Preventing and Treating Golfer’s Elbow

You know that when your swing is off, it isn’t just frustrating—it can be a sign your body’s telling you something’s amiss. So, let’s talk about keeping those joints in top form so you can keep playing the game you love without the interruption of golfer’s elbow.

Prevention is your first line of defense. The key? A proper warm-up and conditioning. Before you even think about picking up a club or diving into work that might strain your elbow:

  • Stretch your arm muscles to increase flexibility.
  • Strengthen your forearm muscles with exercises meant for golfers. Think wrist curls and reverse wrist curls with a light weight, okay?

Another move you’ll want to master is monitoring your technique. Whether you’re swinging a club or typing an email, form is critical. Make sure you’re:

  • Using ergonomic equipment, especially keyboards or clubs that suit your grip.
  • Avoiding overusing your muscles—this means taking breaks during practice, rounds, or long typing sessions.

If despite your best efforts, you start to feel that telltale pain or weakness, it’s time to talk treatment. No waiting until you’re wincing in agony to pick up that phone and call your healthcare provider or a physical therapist.
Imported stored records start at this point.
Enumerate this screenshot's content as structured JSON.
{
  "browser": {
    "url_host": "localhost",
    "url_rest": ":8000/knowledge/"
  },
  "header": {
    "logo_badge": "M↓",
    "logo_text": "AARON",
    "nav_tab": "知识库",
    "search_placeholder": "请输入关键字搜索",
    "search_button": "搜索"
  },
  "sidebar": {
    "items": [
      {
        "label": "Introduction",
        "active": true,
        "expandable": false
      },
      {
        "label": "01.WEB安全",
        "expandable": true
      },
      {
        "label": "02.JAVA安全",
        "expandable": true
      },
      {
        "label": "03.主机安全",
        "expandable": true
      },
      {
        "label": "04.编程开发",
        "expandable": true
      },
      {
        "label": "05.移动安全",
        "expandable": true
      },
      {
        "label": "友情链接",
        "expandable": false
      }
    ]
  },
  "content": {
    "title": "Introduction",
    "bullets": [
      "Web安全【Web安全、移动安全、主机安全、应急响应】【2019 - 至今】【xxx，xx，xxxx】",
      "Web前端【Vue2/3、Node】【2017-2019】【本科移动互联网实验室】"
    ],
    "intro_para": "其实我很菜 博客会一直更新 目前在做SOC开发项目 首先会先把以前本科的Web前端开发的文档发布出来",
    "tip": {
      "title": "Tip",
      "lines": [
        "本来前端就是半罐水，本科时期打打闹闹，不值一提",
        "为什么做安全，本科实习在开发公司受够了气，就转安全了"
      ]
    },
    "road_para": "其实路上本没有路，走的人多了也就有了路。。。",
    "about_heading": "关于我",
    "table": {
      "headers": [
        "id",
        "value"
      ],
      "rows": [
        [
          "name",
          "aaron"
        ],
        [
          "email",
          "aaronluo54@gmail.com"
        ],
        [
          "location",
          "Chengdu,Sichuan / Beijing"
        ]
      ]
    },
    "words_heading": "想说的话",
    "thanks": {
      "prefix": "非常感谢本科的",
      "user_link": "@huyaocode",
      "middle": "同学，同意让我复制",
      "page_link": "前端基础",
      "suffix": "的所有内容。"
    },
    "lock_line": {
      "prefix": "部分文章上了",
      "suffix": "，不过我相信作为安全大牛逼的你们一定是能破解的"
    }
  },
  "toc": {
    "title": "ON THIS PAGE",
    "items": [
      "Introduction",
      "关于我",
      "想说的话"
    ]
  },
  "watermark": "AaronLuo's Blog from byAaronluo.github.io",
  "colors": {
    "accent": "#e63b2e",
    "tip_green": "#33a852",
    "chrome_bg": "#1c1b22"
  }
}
They might suggest:

  • Resting the affected arm and avoiding activities that exacerbate the pain.
  • Applying ice to the elbow for 15-20 minutes several times a day to reduce inflammation.

Anti-inflammatory medications can also be a part of the recovery equation, but they’re more like a caddy—they help carry the load but they’re not swinging the club for you.

Physical therapy plays a huge role in both treatment and prevention of golfer’s elbow. A therapist can teach you exercises that target not just the symptoms but the cause, leading to an overall stronger and more resilient arm. They’ll guide you through stretches and strengthening exercises tailored specifically to your needs. Remember, the goal’s always to get you back in the game with a swing that’s both powerful and pain-free.

So keep an eye on your form, mix in prevention and treatment strategies, and you’ll be on your way to lower scores and healthier play.


Scroll to Top